Required action —
Reproduce the records precisely. Omit every picture.

Records supplied —
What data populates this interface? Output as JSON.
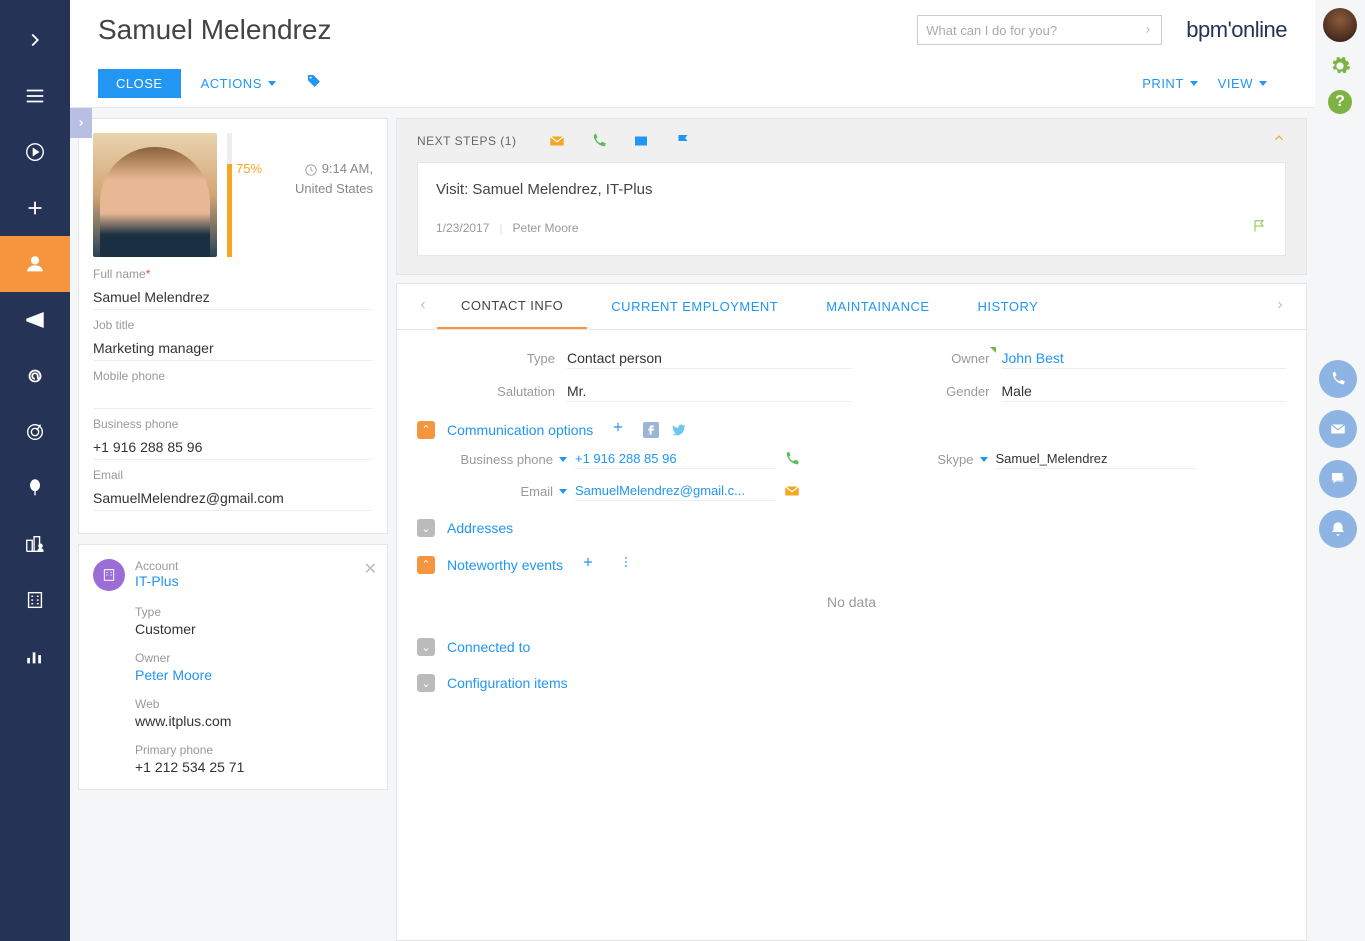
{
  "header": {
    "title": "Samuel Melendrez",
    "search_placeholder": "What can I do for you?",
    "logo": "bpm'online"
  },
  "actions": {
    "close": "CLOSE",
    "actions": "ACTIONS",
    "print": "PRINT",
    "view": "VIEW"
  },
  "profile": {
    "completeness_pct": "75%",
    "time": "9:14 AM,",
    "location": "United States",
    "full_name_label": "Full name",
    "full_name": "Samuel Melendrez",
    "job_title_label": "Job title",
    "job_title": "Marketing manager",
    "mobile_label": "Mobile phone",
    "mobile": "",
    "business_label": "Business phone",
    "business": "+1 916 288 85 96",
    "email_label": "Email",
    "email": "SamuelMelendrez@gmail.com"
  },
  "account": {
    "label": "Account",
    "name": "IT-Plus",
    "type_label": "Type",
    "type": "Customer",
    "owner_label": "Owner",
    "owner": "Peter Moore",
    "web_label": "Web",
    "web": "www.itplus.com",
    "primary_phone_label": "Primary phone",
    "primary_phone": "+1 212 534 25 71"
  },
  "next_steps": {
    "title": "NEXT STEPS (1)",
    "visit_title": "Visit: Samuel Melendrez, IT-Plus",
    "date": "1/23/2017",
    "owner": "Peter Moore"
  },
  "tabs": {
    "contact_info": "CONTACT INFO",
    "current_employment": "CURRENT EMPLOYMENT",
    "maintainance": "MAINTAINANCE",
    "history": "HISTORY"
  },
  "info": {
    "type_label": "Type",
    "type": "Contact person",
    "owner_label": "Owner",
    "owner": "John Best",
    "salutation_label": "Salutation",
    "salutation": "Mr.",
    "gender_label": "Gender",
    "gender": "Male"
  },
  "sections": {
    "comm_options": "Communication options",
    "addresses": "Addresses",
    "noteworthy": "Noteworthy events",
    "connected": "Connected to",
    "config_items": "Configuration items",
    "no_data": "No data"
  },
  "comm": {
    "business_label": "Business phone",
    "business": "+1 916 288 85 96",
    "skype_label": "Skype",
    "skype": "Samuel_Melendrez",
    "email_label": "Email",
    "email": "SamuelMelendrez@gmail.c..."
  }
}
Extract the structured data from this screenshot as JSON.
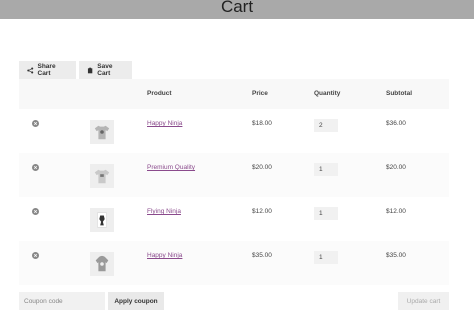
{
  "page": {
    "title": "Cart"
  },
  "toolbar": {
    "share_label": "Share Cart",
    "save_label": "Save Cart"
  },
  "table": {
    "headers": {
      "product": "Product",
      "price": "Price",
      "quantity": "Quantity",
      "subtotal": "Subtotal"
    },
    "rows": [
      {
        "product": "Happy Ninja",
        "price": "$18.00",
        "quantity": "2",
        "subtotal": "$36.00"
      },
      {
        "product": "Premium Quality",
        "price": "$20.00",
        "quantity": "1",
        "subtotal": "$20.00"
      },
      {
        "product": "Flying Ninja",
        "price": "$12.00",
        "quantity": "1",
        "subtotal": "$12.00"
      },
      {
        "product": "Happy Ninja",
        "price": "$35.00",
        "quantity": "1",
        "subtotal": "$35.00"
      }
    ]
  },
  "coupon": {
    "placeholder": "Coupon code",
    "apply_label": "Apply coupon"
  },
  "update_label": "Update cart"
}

Task result —
What data populates this interface? Output as JSON.
{
  "header": {
    "title": "Samuel Melendrez",
    "search_placeholder": "What can I do for you?",
    "logo": "bpm'online"
  },
  "actions": {
    "close": "CLOSE",
    "actions": "ACTIONS",
    "print": "PRINT",
    "view": "VIEW"
  },
  "profile": {
    "completeness_pct": "75%",
    "time": "9:14 AM,",
    "location": "United States",
    "full_name_label": "Full name",
    "full_name": "Samuel Melendrez",
    "job_title_label": "Job title",
    "job_title": "Marketing manager",
    "mobile_label": "Mobile phone",
    "mobile": "",
    "business_label": "Business phone",
    "business": "+1 916 288 85 96",
    "email_label": "Email",
    "email": "SamuelMelendrez@gmail.com"
  },
  "account": {
    "label": "Account",
    "name": "IT-Plus",
    "type_label": "Type",
    "type": "Customer",
    "owner_label": "Owner",
    "owner": "Peter Moore",
    "web_label": "Web",
    "web": "www.itplus.com",
    "primary_phone_label": "Primary phone",
    "primary_phone": "+1 212 534 25 71"
  },
  "next_steps": {
    "title": "NEXT STEPS (1)",
    "visit_title": "Visit: Samuel Melendrez, IT-Plus",
    "date": "1/23/2017",
    "owner": "Peter Moore"
  },
  "tabs": {
    "contact_info": "CONTACT INFO",
    "current_employment": "CURRENT EMPLOYMENT",
    "maintainance": "MAINTAINANCE",
    "history": "HISTORY"
  },
  "info": {
    "type_label": "Type",
    "type": "Contact person",
    "owner_label": "Owner",
    "owner": "John Best",
    "salutation_label": "Salutation",
    "salutation": "Mr.",
    "gender_label": "Gender",
    "gender": "Male"
  },
  "sections": {
    "comm_options": "Communication options",
    "addresses": "Addresses",
    "noteworthy": "Noteworthy events",
    "connected": "Connected to",
    "config_items": "Configuration items",
    "no_data": "No data"
  },
  "comm": {
    "business_label": "Business phone",
    "business": "+1 916 288 85 96",
    "skype_label": "Skype",
    "skype": "Samuel_Melendrez",
    "email_label": "Email",
    "email": "SamuelMelendrez@gmail.c..."
  }
}
Extract the structured data from this screenshot as JSON.
{
  "page": {
    "title": "Cart"
  },
  "toolbar": {
    "share_label": "Share Cart",
    "save_label": "Save Cart"
  },
  "table": {
    "headers": {
      "product": "Product",
      "price": "Price",
      "quantity": "Quantity",
      "subtotal": "Subtotal"
    },
    "rows": [
      {
        "product": "Happy Ninja",
        "price": "$18.00",
        "quantity": "2",
        "subtotal": "$36.00"
      },
      {
        "product": "Premium Quality",
        "price": "$20.00",
        "quantity": "1",
        "subtotal": "$20.00"
      },
      {
        "product": "Flying Ninja",
        "price": "$12.00",
        "quantity": "1",
        "subtotal": "$12.00"
      },
      {
        "product": "Happy Ninja",
        "price": "$35.00",
        "quantity": "1",
        "subtotal": "$35.00"
      }
    ]
  },
  "coupon": {
    "placeholder": "Coupon code",
    "apply_label": "Apply coupon"
  },
  "update_label": "Update cart"
}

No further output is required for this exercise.